You will have post operative bandaging on your foot but will be able to walk fully weight-bearing in a post operative sandal. Although crutches maybe used they are not necessarily needed. In this time it is important to keep the leg elevated above heart level as frequently as possible although you should not be confined to bed.
You can go to work after a few days if your work is sedentary and desk based and your commute is not difficult.
You will be seen at the two week mark for removal of the bandaging and a wound inspection. At this stage it is likely that you will be able to graduate to normal shoes although a pair of trainers or comfortable and wide fitting shoes are advised.

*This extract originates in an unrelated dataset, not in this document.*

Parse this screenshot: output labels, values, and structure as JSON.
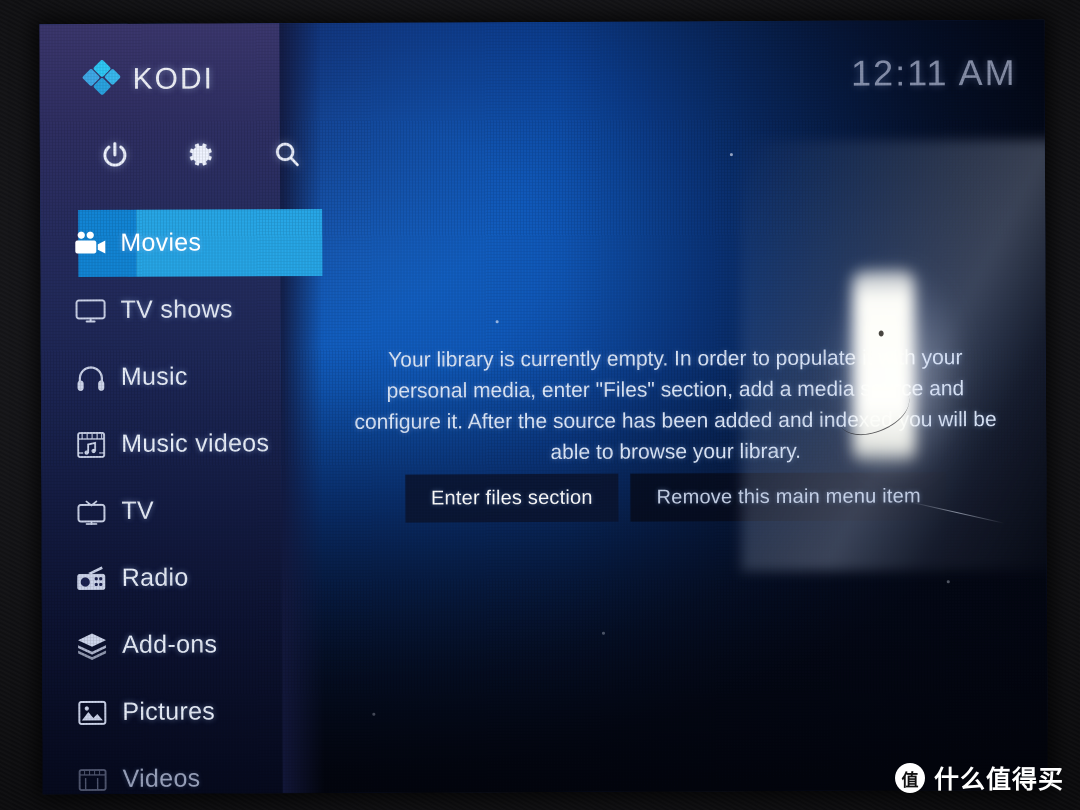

There would be residual pain and swelling that would be ongoing but gradually improving.
The postoperative pain and swelling will slowly resolve in this period and you are able to return to most of your day to day activities although return to sports or high impact activities may only be possible towards the end of this period.
WORK- we recommend between a few days to two weeks off work depending on how physical your work is and what your commute to work is like.
SPORTS- most sports can commence by 3 month post op although some low impact activities such as cycling may be possible as early as 6 weeks.
SHOWER- you can get you foot wet after the two week visit when the bandaging is removed and full wound healing confirmed. Before this you need to shower with protective covering to waterproof the dressings and prevent it from getting wet.
We recommend the following links for further information on the surgery: